Take the 2-minute tour ×
Stack Overflow is a question and answer site for professional and enthusiast programmers. It's 100% free, no registration required.

In a question I posted here: C++ - class issue

One of the replies, which was from @SanSS mentioned the following part of the reply:

Arrays in C are used through pointers...

How is this done? And, can you clarify this by an example if possible?

Thanks.

share|improve this question
1  
This sounds like a more general "What are pointers" question. There are many answers worth reading here. If they do not cover your answer could you refine your question? –  EnabrenTane Jan 23 '11 at 8:46
    
Arrays in C are pointers. There are many Q/As on SO and Google to help you out here... –  aqua Jan 23 '11 at 8:56
add comment

2 Answers

up vote 5 down vote accepted

What is meant by that could be a couple of things:

1) the subscript operator is defined in terms of pointer arithmetic. C99 6.5.2.1/2 "Array subscripting" says:

The definition of the subscript operator [] is that E1[E2] is identical to (*((E1)+(E2))).

As an example, assume you have an array declated like so: char s[] = "012345";

All of the following evaluate to '4':

  • s[4]
  • *(s + 4)
  • 4[s] - this unusual construct might surprise you, but because of the way that subscripting is defined by the standard, this is equivalent to *(4 + s), which is the same as *(s + 4) and the same as s[4].

2) (closely related to the above) array names evaluate to pointers to the first element of the array in most expressions (being the operand to the sizeof operation being the main exception).

share|improve this answer
add comment

pointer this link help you how to use array through pointer.

sorry for my english.

share|improve this answer
    
I was about to say that the poster doesn't want to know what a pointer is, but the link actually is helpful: section "7. Array and Pointers" –  DarkDust Jan 23 '11 at 9:07
add comment

Your Answer

 
discard

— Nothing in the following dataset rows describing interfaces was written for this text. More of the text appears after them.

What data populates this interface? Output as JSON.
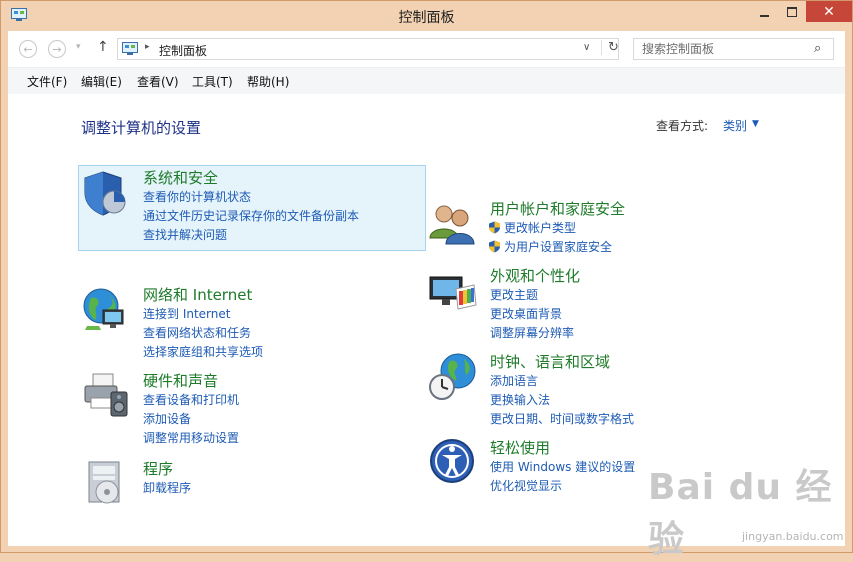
{
  "window": {
    "title": "控制面板",
    "minimize_glyph": "—",
    "close_glyph": "✕"
  },
  "nav": {
    "back_glyph": "←",
    "forward_glyph": "→",
    "dropdown_glyph": "▾",
    "up_glyph": "↑",
    "address_separator": "▸",
    "address_path": "控制面板",
    "address_dropdown_glyph": "∨",
    "refresh_glyph": "↻",
    "search_placeholder": "搜索控制面板",
    "search_glyph": "⌕"
  },
  "menu": [
    {
      "label": "文件(F)"
    },
    {
      "label": "编辑(E)"
    },
    {
      "label": "查看(V)"
    },
    {
      "label": "工具(T)"
    },
    {
      "label": "帮助(H)"
    }
  ],
  "content": {
    "title": "调整计算机的设置",
    "view_label": "查看方式:",
    "view_value": "类别",
    "view_arrow": "▼"
  },
  "categories": [
    {
      "title": "系统和安全",
      "icon": "shield-pie-icon",
      "links": [
        "查看你的计算机状态",
        "通过文件历史记录保存你的文件备份副本",
        "查找并解决问题"
      ]
    },
    {
      "title": "网络和 Internet",
      "icon": "network-globe-icon",
      "links": [
        "连接到 Internet",
        "查看网络状态和任务",
        "选择家庭组和共享选项"
      ]
    },
    {
      "title": "硬件和声音",
      "icon": "printer-speaker-icon",
      "links": [
        "查看设备和打印机",
        "添加设备",
        "调整常用移动设置"
      ]
    },
    {
      "title": "程序",
      "icon": "programs-disc-icon",
      "links": [
        "卸载程序"
      ]
    },
    {
      "title": "用户帐户和家庭安全",
      "icon": "users-icon",
      "links": [
        "更改帐户类型",
        "为用户设置家庭安全"
      ]
    },
    {
      "title": "外观和个性化",
      "icon": "monitor-palette-icon",
      "links": [
        "更改主题",
        "更改桌面背景",
        "调整屏幕分辨率"
      ]
    },
    {
      "title": "时钟、语言和区域",
      "icon": "globe-clock-icon",
      "links": [
        "添加语言",
        "更换输入法",
        "更改日期、时间或数字格式"
      ]
    },
    {
      "title": "轻松使用",
      "icon": "ease-of-access-icon",
      "links": [
        "使用 Windows 建议的设置",
        "优化视觉显示"
      ]
    }
  ],
  "watermark": {
    "logo": "Bai du 经验",
    "sub": "jingyan.baidu.com"
  },
  "colors": {
    "title_bar": "#f3d2b3",
    "close_button": "#c7463a",
    "category_title": "#1e7b2a",
    "link": "#1e5bb4",
    "page_title": "#1e3287",
    "highlight_bg": "#e5f3fb"
  }
}
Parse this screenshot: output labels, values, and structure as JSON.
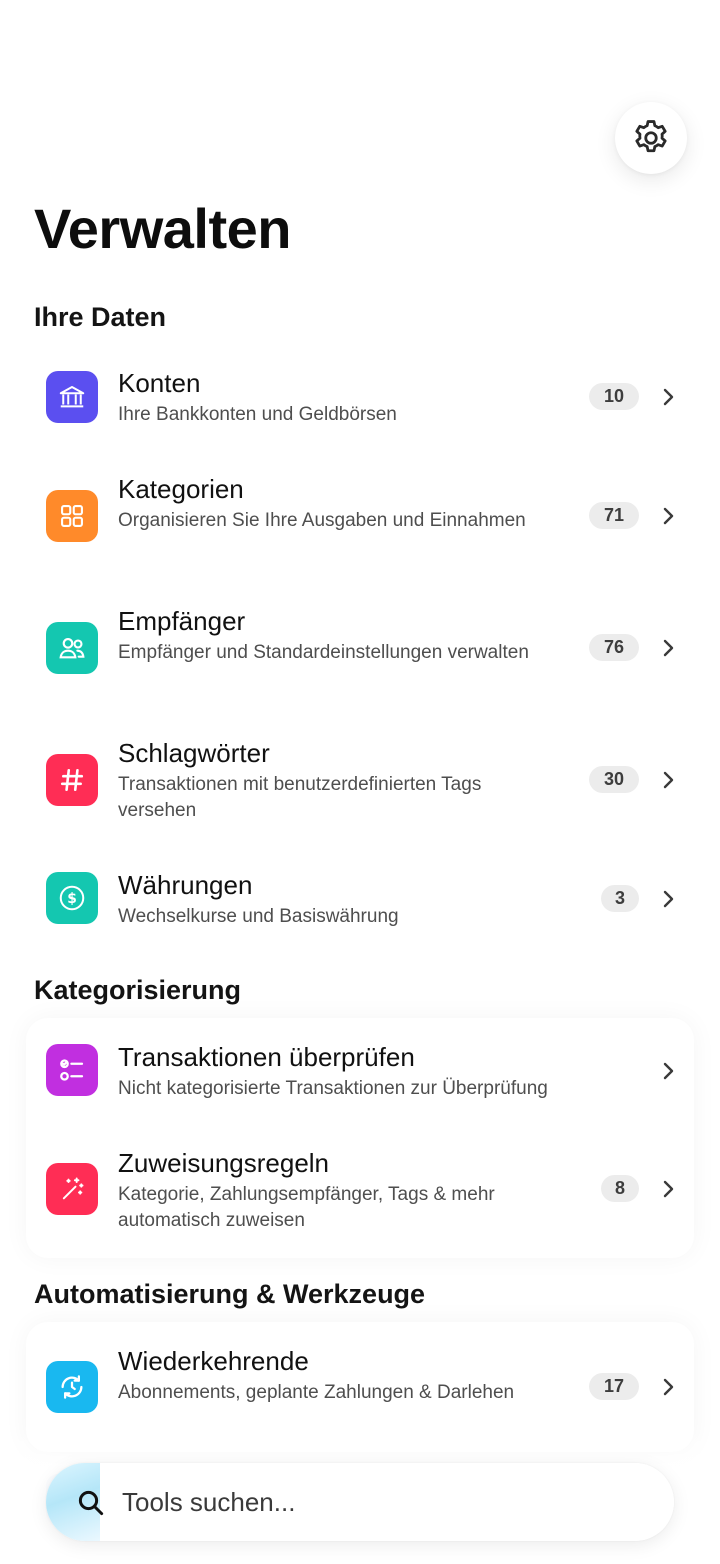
{
  "header": {
    "title": "Verwalten",
    "settings_icon": "gear-icon"
  },
  "sections": {
    "data": {
      "title": "Ihre Daten",
      "items": [
        {
          "label": "Konten",
          "description": "Ihre Bankkonten und Geldbörsen",
          "count": "10",
          "icon": "bank-icon",
          "color": "#5B4FF0"
        },
        {
          "label": "Kategorien",
          "description": "Organisieren Sie Ihre Ausgaben und Einnahmen",
          "count": "71",
          "icon": "grid-icon",
          "color": "#FF8A2A"
        },
        {
          "label": "Empfänger",
          "description": "Empfänger und Standardeinstellungen verwalten",
          "count": "76",
          "icon": "people-icon",
          "color": "#14C7B0"
        },
        {
          "label": "Schlagwörter",
          "description": "Transaktionen mit benutzerdefinierten Tags versehen",
          "count": "30",
          "icon": "hashtag-icon",
          "color": "#FF2D55"
        },
        {
          "label": "Währungen",
          "description": "Wechselkurse und Basiswährung",
          "count": "3",
          "icon": "currency-icon",
          "color": "#14C7B0"
        }
      ]
    },
    "categorization": {
      "title": "Kategorisierung",
      "items": [
        {
          "label": "Transaktionen überprüfen",
          "description": "Nicht kategorisierte Transaktionen zur Überprüfung",
          "icon": "checklist-icon",
          "color": "#C12FE0"
        },
        {
          "label": "Zuweisungsregeln",
          "description": "Kategorie, Zahlungsempfänger, Tags & mehr automatisch zuweisen",
          "count": "8",
          "icon": "magic-wand-icon",
          "color": "#FF2D55"
        }
      ]
    },
    "automation": {
      "title": "Automatisierung & Werkzeuge",
      "items": [
        {
          "label": "Wiederkehrende",
          "description": "Abonnements, geplante Zahlungen & Darlehen",
          "count": "17",
          "icon": "recurring-icon",
          "color": "#19B8F0"
        }
      ]
    }
  },
  "search": {
    "placeholder": "Tools suchen..."
  }
}
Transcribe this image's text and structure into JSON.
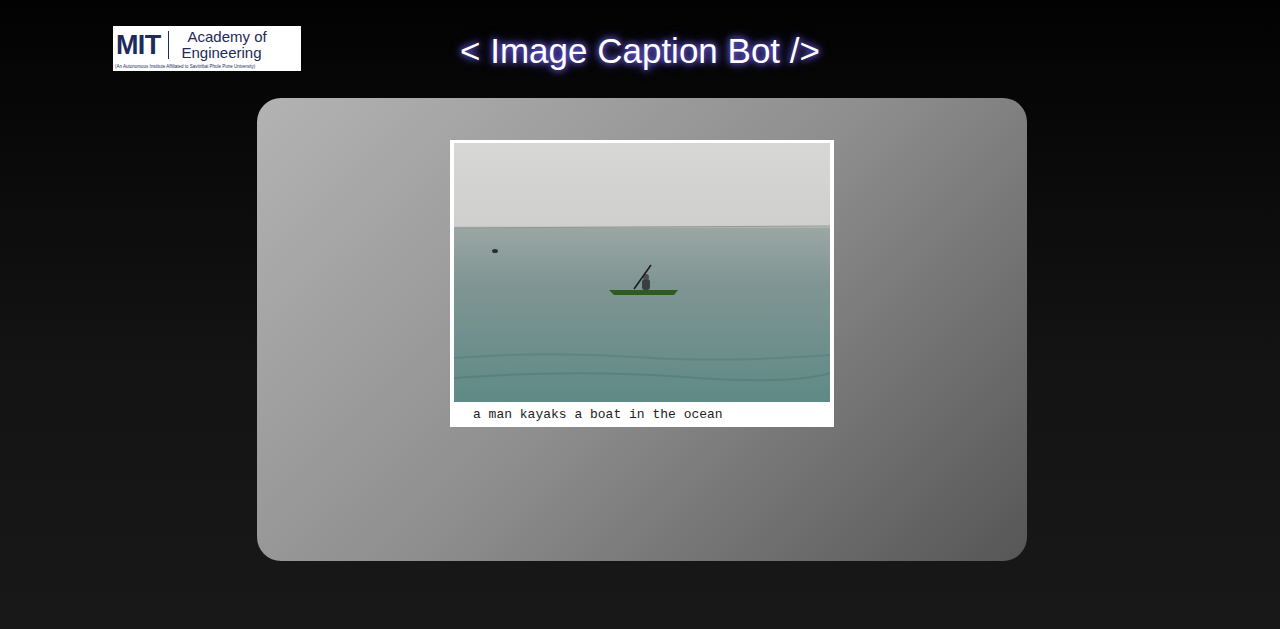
{
  "logo": {
    "mark": "MIT",
    "line1": "Academy of",
    "line2": "Engineering",
    "subtitle": "(An Autonomous Institute Affiliated to Savitribai Phule Pune University)"
  },
  "title": "< Image Caption Bot />",
  "result": {
    "caption": "a man kayaks a boat in the ocean"
  }
}
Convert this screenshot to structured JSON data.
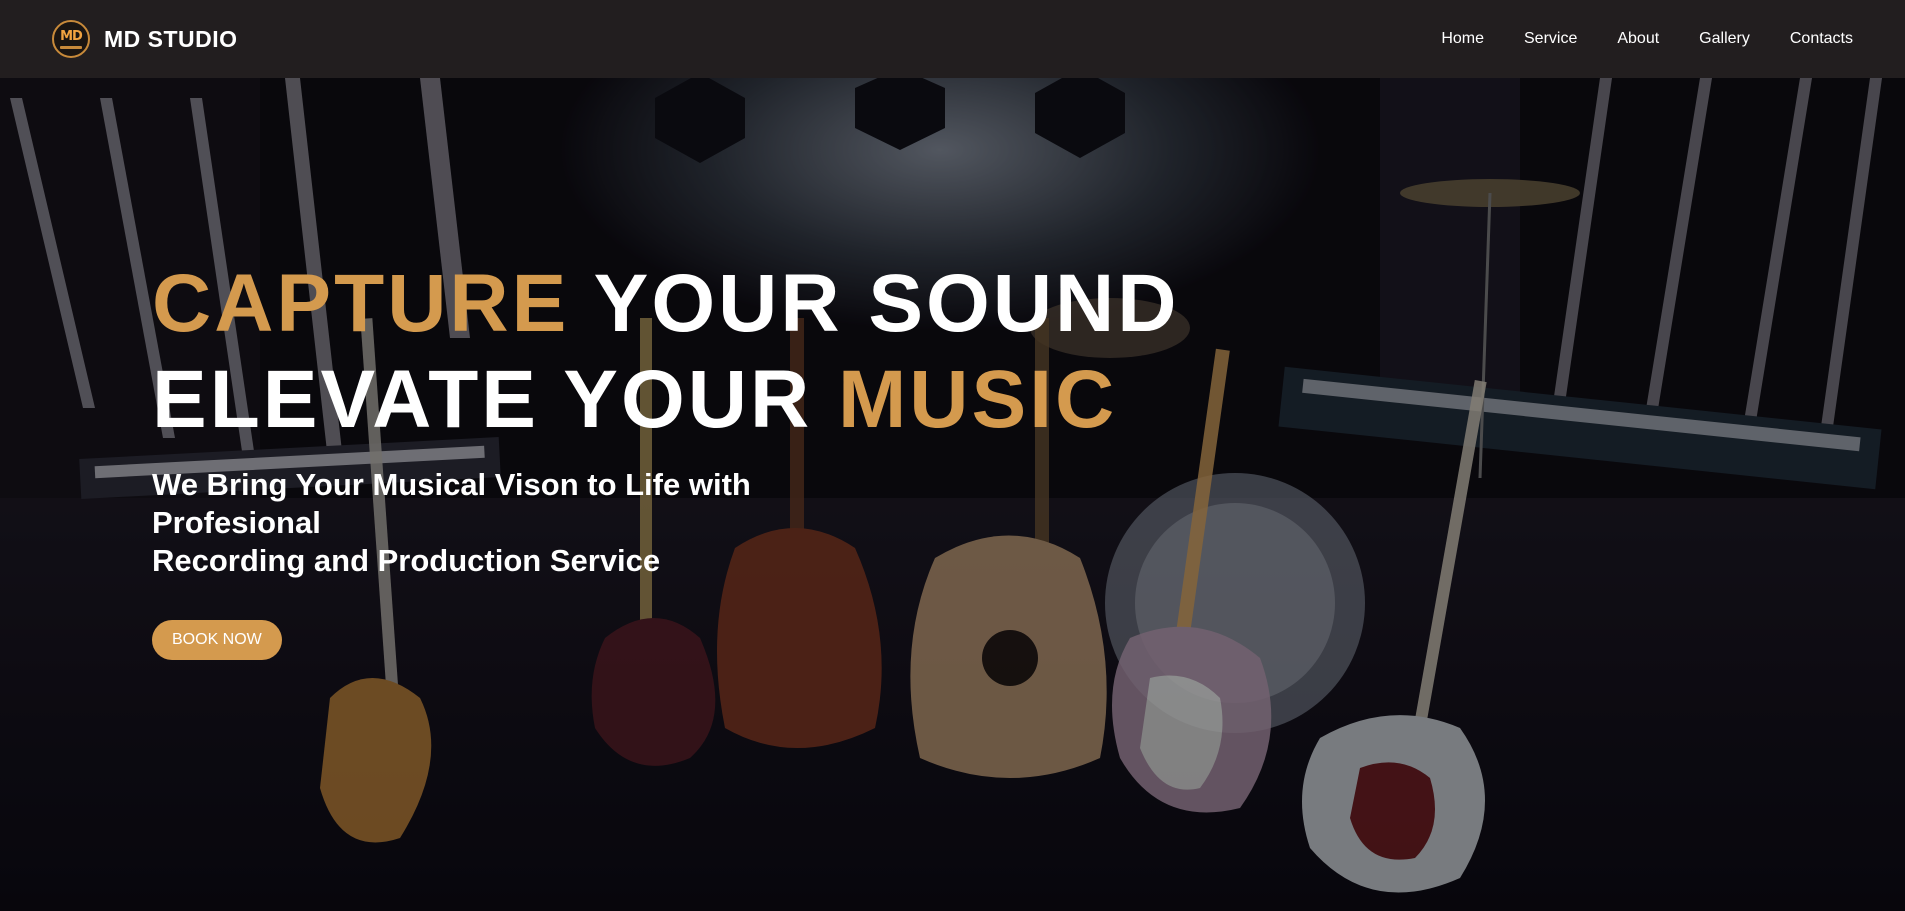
{
  "brand": {
    "name": "MD STUDIO",
    "logo_text": "MD"
  },
  "nav": {
    "items": [
      {
        "label": "Home"
      },
      {
        "label": "Service"
      },
      {
        "label": "About"
      },
      {
        "label": "Gallery"
      },
      {
        "label": "Contacts"
      }
    ]
  },
  "hero": {
    "line1_accent": "CAPTURE",
    "line1_rest": " YOUR SOUND",
    "line2_rest": "ELEVATE YOUR ",
    "line2_accent": "MUSIC",
    "sub_line1": "We Bring Your Musical Vison to Life with Profesional",
    "sub_line2": "Recording and Production Service",
    "cta_label": "BOOK NOW"
  },
  "colors": {
    "accent": "#d49a4e",
    "nav_bg": "#221e1f",
    "text": "#ffffff"
  }
}
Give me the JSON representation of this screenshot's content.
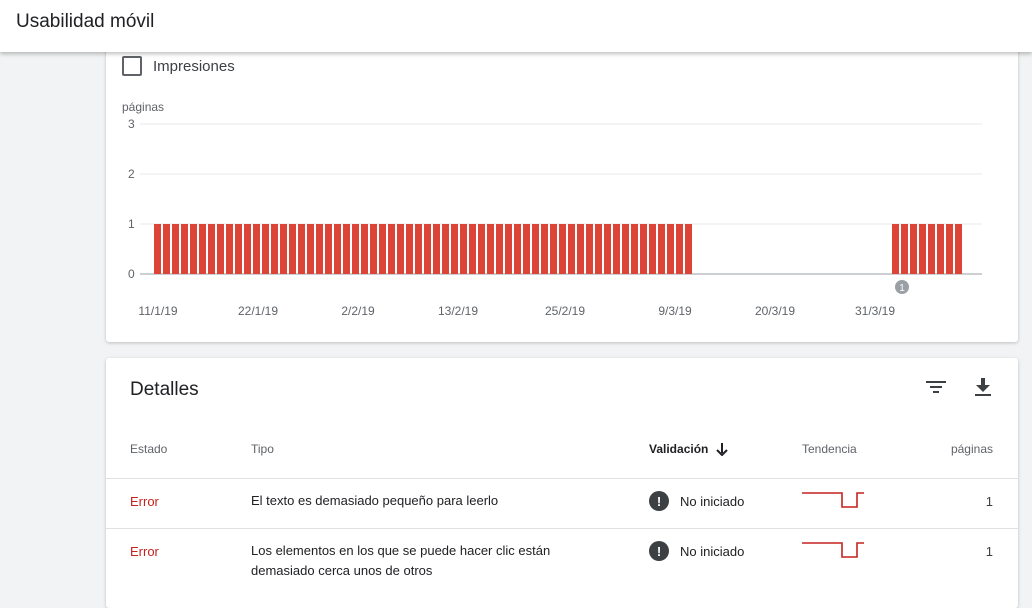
{
  "header": {
    "title": "Usabilidad móvil"
  },
  "chart_controls": {
    "impressions_label": "Impresiones"
  },
  "chart_data": {
    "type": "bar",
    "ylabel": "páginas",
    "ylim": [
      0,
      3
    ],
    "yticks": [
      "0",
      "1",
      "2",
      "3"
    ],
    "x_tick_labels": [
      "11/1/19",
      "22/1/19",
      "2/2/19",
      "13/2/19",
      "25/2/19",
      "9/3/19",
      "20/3/19",
      "31/3/19"
    ],
    "annotation": {
      "label": "1",
      "date": "1/4/19"
    },
    "bar_color": "#db4437",
    "series": [
      {
        "values": [
          1,
          1,
          1,
          1,
          1,
          1,
          1,
          1,
          1,
          1,
          1,
          1,
          1,
          1,
          1,
          1,
          1,
          1,
          1,
          1,
          1,
          1,
          1,
          1,
          1,
          1,
          1,
          1,
          1,
          1,
          1,
          1,
          1,
          1,
          1,
          1,
          1,
          1,
          1,
          1,
          1,
          1,
          1,
          1,
          1,
          1,
          1,
          1,
          1,
          1,
          1,
          1,
          1,
          1,
          1,
          1,
          1,
          1,
          1,
          1,
          0,
          0,
          0,
          0,
          0,
          0,
          0,
          0,
          0,
          0,
          0,
          0,
          0,
          0,
          0,
          0,
          0,
          0,
          0,
          0,
          0,
          0,
          1,
          1,
          1,
          1,
          1,
          1,
          1,
          1
        ]
      }
    ]
  },
  "details": {
    "title": "Detalles",
    "columns": {
      "estado": "Estado",
      "tipo": "Tipo",
      "validacion": "Validación",
      "tendencia": "Tendencia",
      "paginas": "páginas"
    },
    "rows": [
      {
        "estado": "Error",
        "tipo": "El texto es demasiado pequeño para leerlo",
        "validacion": "No iniciado",
        "paginas": "1"
      },
      {
        "estado": "Error",
        "tipo": "Los elementos en los que se puede hacer clic están demasiado cerca unos de otros",
        "validacion": "No iniciado",
        "paginas": "1"
      }
    ],
    "status_icon": "exclamation-icon",
    "accent": "#c5221f"
  }
}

By posting your answer, you agree to the privacy policy and terms of service.

Not the answer you're looking for? Browse other questions tagged or ask your own question.